Once a year or so, my husband or I go abroad without the rest of the clan on a quick trip to see family. I’m American, he’s German, and we live in London. Our parents, siblings, and cousins are spread between Israel, Germany, and the US, so if we want to be with them for big events, or even smaller ones, it often means a short visit, sometimes with one of the kids in tow.
Until now, choosing which of our three boys to take was easy. At 2.5, the youngest is usually my obvious companion of choice. Short nursery hours mean that it’s nearly impossible for my husband to work and take care of him at the same time, so he came with me. The oldest has usually ended up tagging along with my husband. He was the most able to appreciate the extra time with family, and he’s closer in age to his cousins than his younger brothers.
When my husband’s brother had a boy just after Rosh Hashanah–the first after three girls–there was no way he was going to miss the bris, even though it fell on Yom Kippur. Taking the whole family though would be impossible. We just got back from our annual summer visit to the US, and more importantly, a family of five descending on a house with a new baby is too much for even the most experienced parents.
My husband suggested taking just one of the kids along on his flash four-day visit. In a situation where we feel continually isolated from our families, where I feel continually disappointed that my kids won’t grow up with cousins around the corner like I did, it was a no-brainer. One kid would go, and for the first time, we had to choose which one.
The oldest, who is 8, is definitely easier to bring on a trip. He can entertain himself, dress himself, and ends up reminding us not to forget this or that more often than we would like to admit. But like a true sandwich child, the 5-year-old had not yet managed to accompany either of us on our trips.

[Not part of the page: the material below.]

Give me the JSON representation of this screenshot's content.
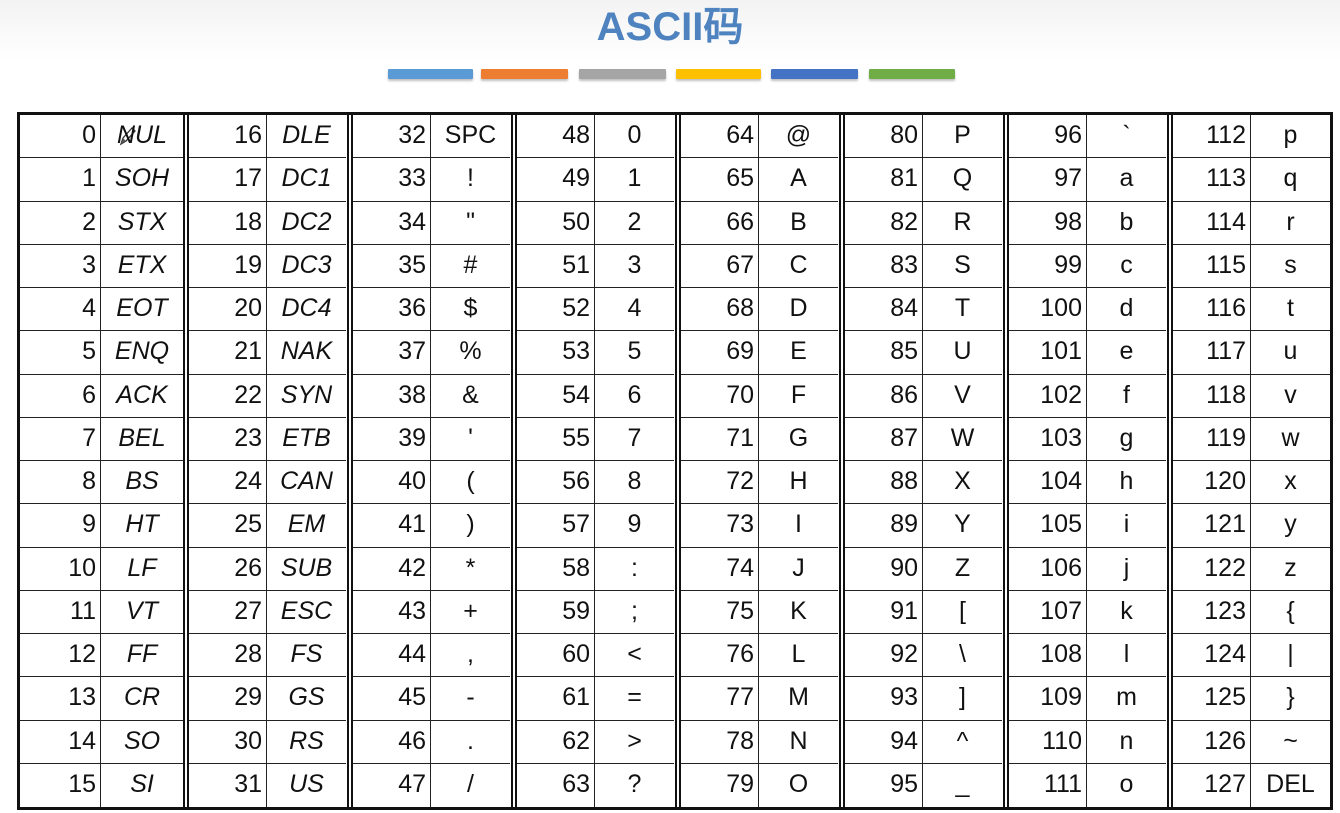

It was very clear that it was his turn.
We felt comfortable with our decision. We knew that our oldest would not.
We put off telling them until the day before their departure. It gave middle boy enough time to get excited about the upcoming trip, and lessened the agony of the oldest. And what agony it was.
On Friday night, my husband pulled him aside and explained that it’s now middle one’s turn to join him. Oldest cried a bit but then managed to supress his disappointment until an hour or so before they left to the airport the next day. Then, the tears wouldn’t stop. You could see the disappointment weighing him down with each step he took as he wandered the house looking for something to keep himself busy. There was no way he was going to get into pajamas while his brother waited for the taxi to the airport. He tried to swallow his hurt and jealousy, only to have big sobs escape every few minutes.
How can you make an 8-year-old understand that by choosing his brother this time, it doesn’t mean we love him differently? That in a big family, it can’t always be his turn? I am sure that he intellectually understands the reasoning. But emotionally, it’s too much for his heavy heart to comprehend.
With Yom Kippur just days away, I wondered if he would be able to forgive us for this perceived injustice. After their taxi pulled away, I promised him his favorite dinners for the next few days. For the first time all night, I got a smile.
The truth is, it is easier to comfort him than comfort myself. Babies, engagements, Sukkot, Passover, birthdays, barbecues, Mother’s Day–from big life events to the more mundane, we are apart from our families for most of them. I can’t tell him about my guilt, about how I question every day if we are doing the right thing by living so far away, as if there were another sensible option at this moment.
This won’t be the last time we need to split up our family for a good cause. Soon enough, it will come up again. We will end up repeating the same words of comfort to the two left behind, thankful that despite the distance my kids still feel close to their extended family, and sad that we are left choosing between our boys once again.